Christie was the long time president of the Ventura, California Hells Angels charter. He was indicted for conspiring to firebomb two tattoo shop competitors out of business on July 29, 2011. The two shops, named “Scratch the Surface” and “Twisted Ink” were firebombed in July 2007. As his case lingered, Christie was forced to sell his shop.
Christie’s prosecution was unusually perverse even by the standards of federal justice. Christie was not indicted until months after he retired from his motorcycle club. The evidence against him comprised statements made by the men who actually set the fires. Those men were entrapped and then offered leniency if they helped the FBI get Christie.
The case went to trial last January. Christie faced two charges that carried minimum sentences of 30 years each and another charge that carried a mandatory sentence of life. Much of Christie’s defense would have examined the means and methods used to entrap and bully members of motorcycle clubs. Both former Mongol Al Cavazos and former Bandido President George Wegers were prepared to testify on Christie’s behalf. The judge in the case, George H. Wu, practically begged the adversaries to reach a plea deal. A handshake deal was agreed to on February 1. Since then, virtually every document filed in the case has been sealed including all the motions to seal.

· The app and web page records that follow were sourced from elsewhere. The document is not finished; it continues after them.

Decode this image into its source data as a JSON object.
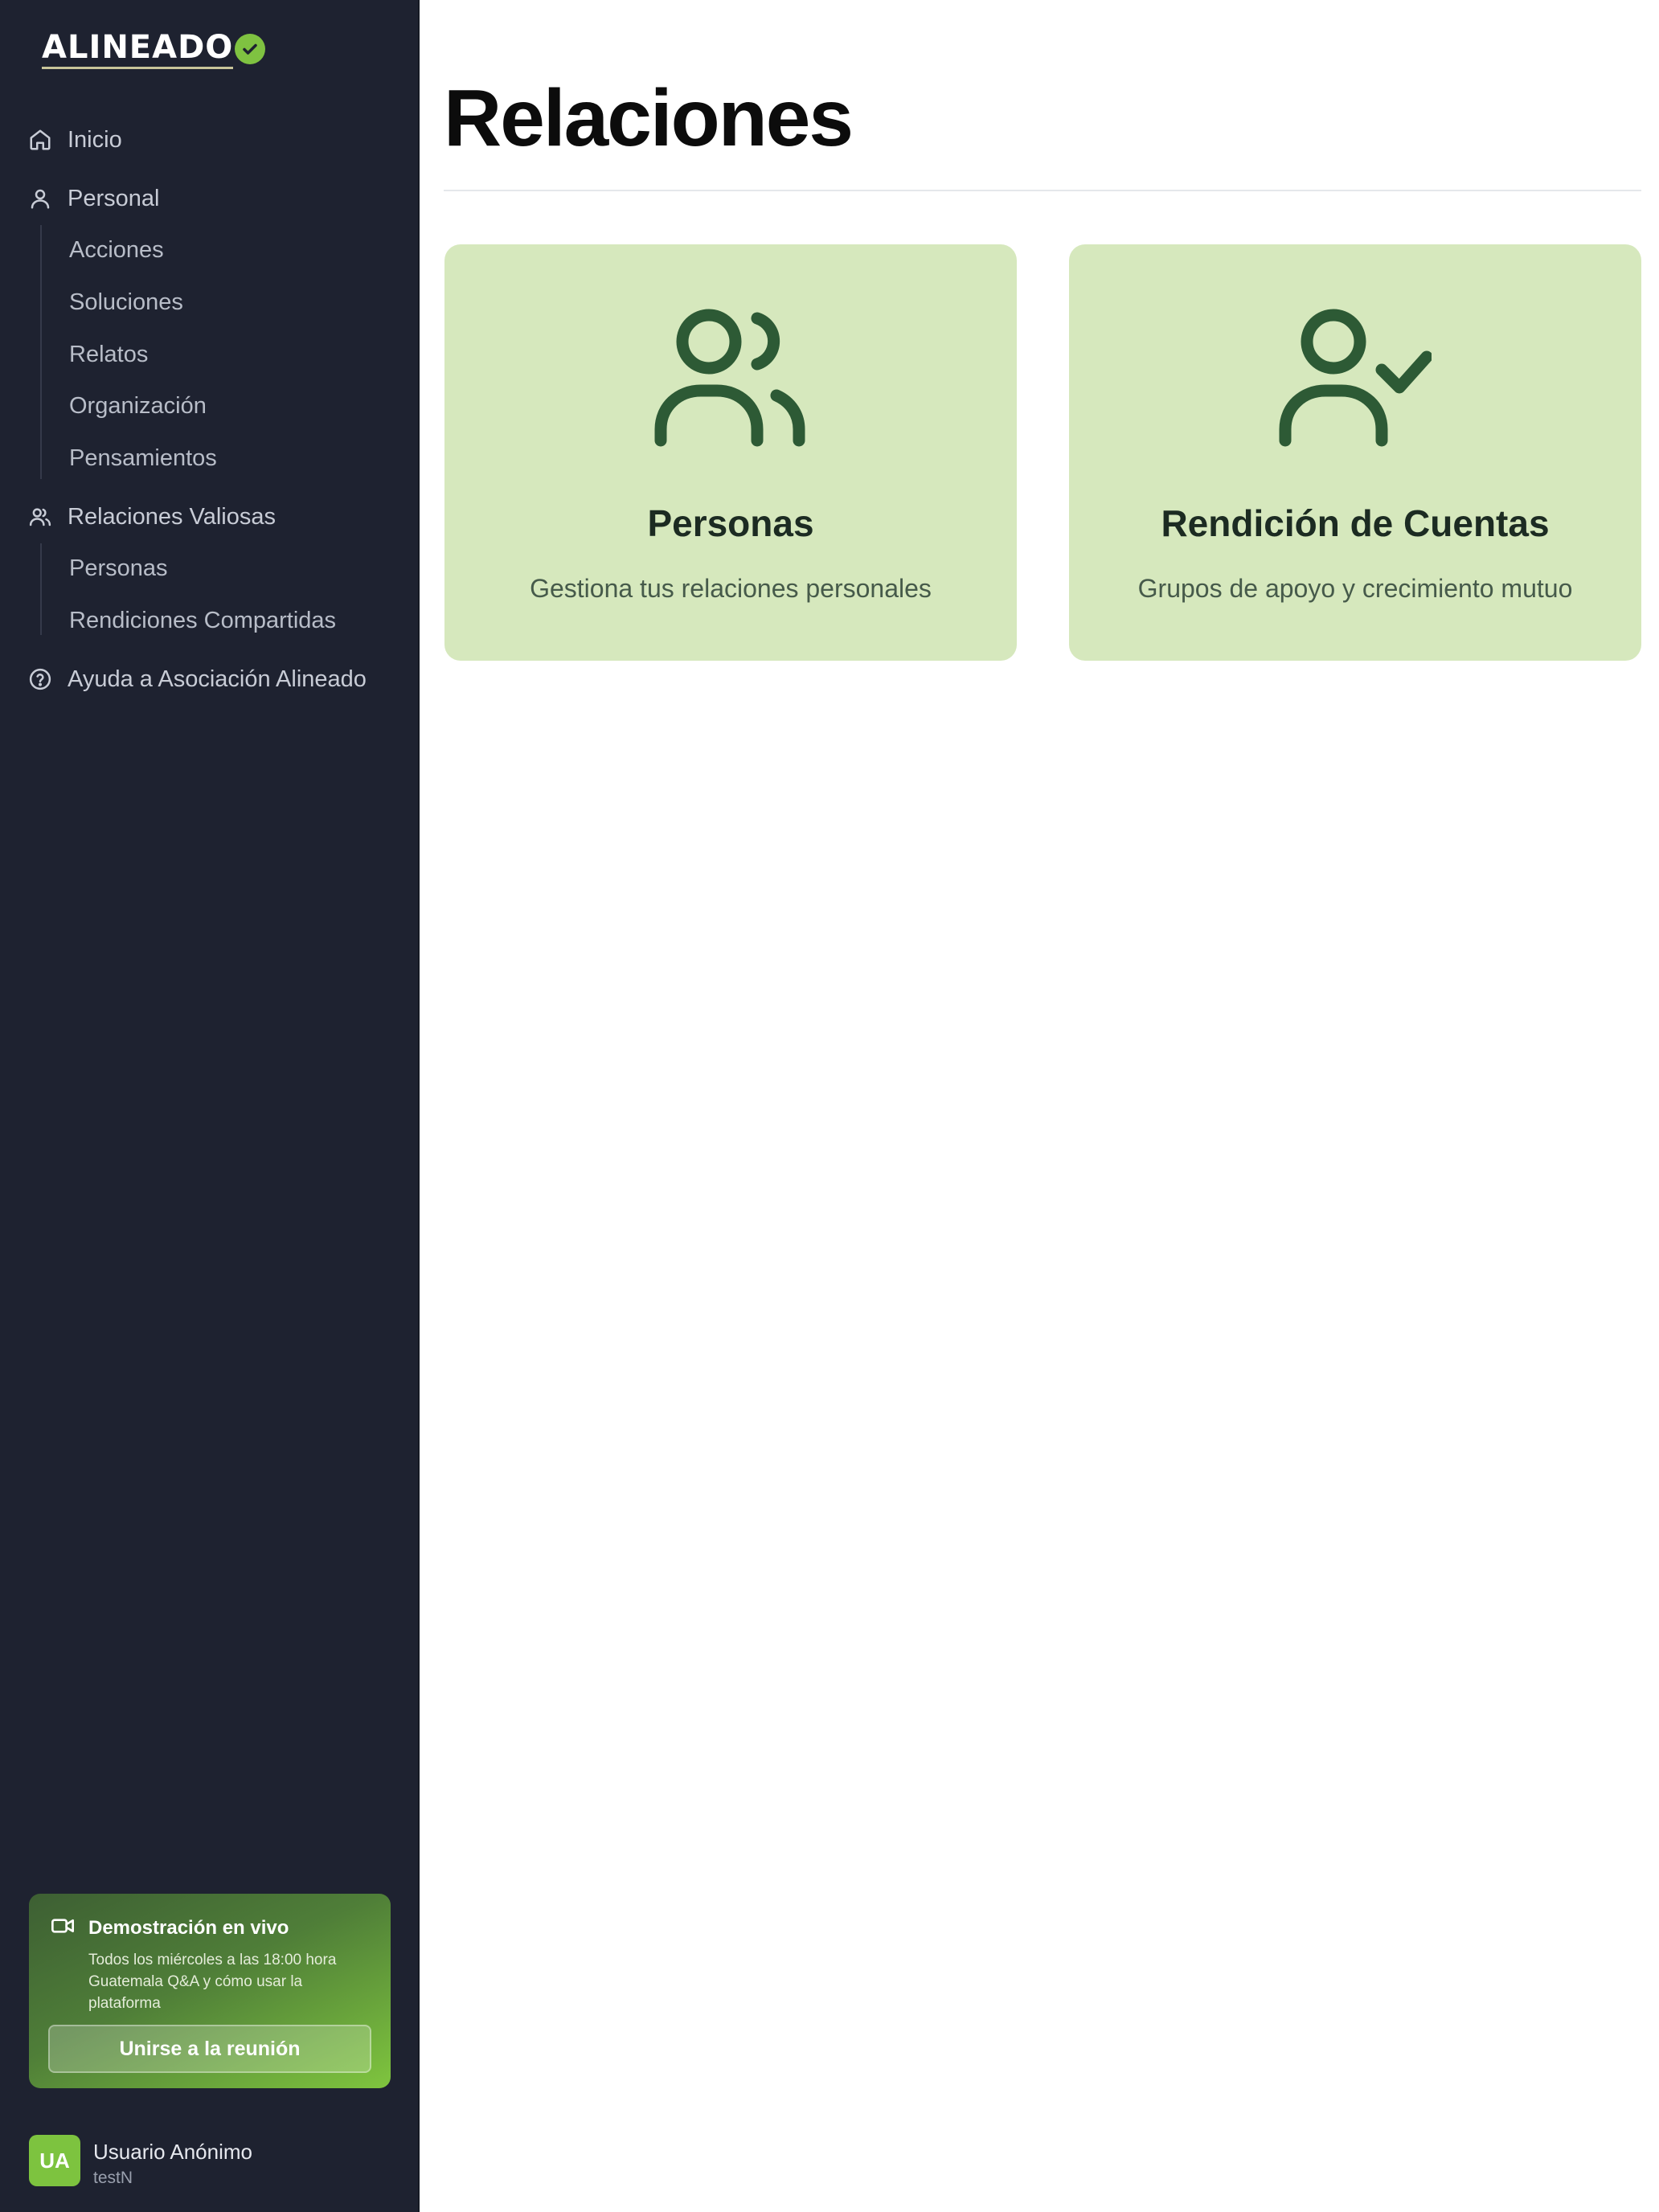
{
  "brand": {
    "logo_text": "ALINEADO",
    "logo_icon": "check-circle-icon",
    "accent": "#7fc241"
  },
  "sidebar": {
    "items": [
      {
        "label": "Inicio",
        "icon": "home-icon"
      },
      {
        "label": "Personal",
        "icon": "user-icon",
        "children": [
          "Acciones",
          "Soluciones",
          "Relatos",
          "Organización",
          "Pensamientos"
        ]
      },
      {
        "label": "Relaciones Valiosas",
        "icon": "users-icon",
        "children": [
          "Personas",
          "Rendiciones Compartidas"
        ]
      },
      {
        "label": "Ayuda a Asociación Alineado",
        "icon": "help-circle-icon"
      }
    ]
  },
  "demo": {
    "title": "Demostración en vivo",
    "text": "Todos los miércoles a las 18:00 hora Guatemala Q&A y cómo usar la plataforma",
    "button": "Unirse a la reunión",
    "icon": "video-icon"
  },
  "user": {
    "initials": "UA",
    "name": "Usuario Anónimo",
    "sub": "testN"
  },
  "main": {
    "title": "Relaciones",
    "cards": [
      {
        "title": "Personas",
        "desc": "Gestiona tus relaciones personales",
        "icon": "users-icon"
      },
      {
        "title": "Rendición de Cuentas",
        "desc": "Grupos de apoyo y crecimiento mutuo",
        "icon": "user-check-icon"
      }
    ],
    "card_bg": "#d6e8bd",
    "icon_color": "#2d5a35"
  }
}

There has been no public notice of Christie’s sentencing. There was no public notice that Christie was about to be sentenced. Assistant United States Attorneys Jay Robinson and Carol Chen are apparently so ashamed of their case that they have taken extraordinary steps to hide the Chrstie matter from public scrutiny. For example, Christie, his attorney Michael Mayock, and friends and relatives of Christie were all instructed by the court not to talk to The Aging Rebel. The prosecutors were also livid about Christie’s appearance in a documentary film that went into production before Christie was indicted and continued in production after Christie’s informal plea deal was negotiated.
After he retired from the Hells Angels and before he was indicted, Christie agreed to appear in a film by the British documentarian Nick Mead. The film was originally conceived as an homage to Easy Rider and would simply follow Christie around the country and record conversations he had about the state of freedom in America. The first of those conversation was with Michael Blake who wrote both the screenplay for Dances With Wolves and the novel on which the film was based.
Christie was indicted shortly after that interview. Mead continued to film and the movie became a record of Christie’s life as the United States Department of Justice tried to crush him. The title of the documentary is The Last American Outlaw. The film includes interviews with Al Cavazos, Wegers and several well informed attorneys about federal racketeering cases brought against motorcycle club members. The author of this page also appears in the film and wrote most of the narration.
Art And Justice
Prosecutors literally tried to blackmail Mead and Christie into locking the film in a box and throwing away the key. Mead cancelled a June screening of the film for potential distributors after prosecutors threatened that they would “make sure Christie gets prison time” if the film “was shown.” Neither Robinson nor Chen has seen the film so their objections obviously say far more about them and their own shame than any opinions Christie or Mead might voice in a thousand films.
Prosecutors spent much of yesterday’s sentencing hearing complaining about the film they have not seen. Prosecutors alleged that it evolved out of the FBI’s pursuit of Christie. Christie explained that the film had started off as something completely unrelated to the state of American justice and its narrative had simply followed a road the FBI and prosecutors made.
Robinson insisted that Judge Wu sentence the 65-year-old Christie to three years in prison.
Obviously even prosecutors understand that federal justice is a lot like sausage. They are afraid people won’t buy it anymore if they get a glimpse of how it’s made.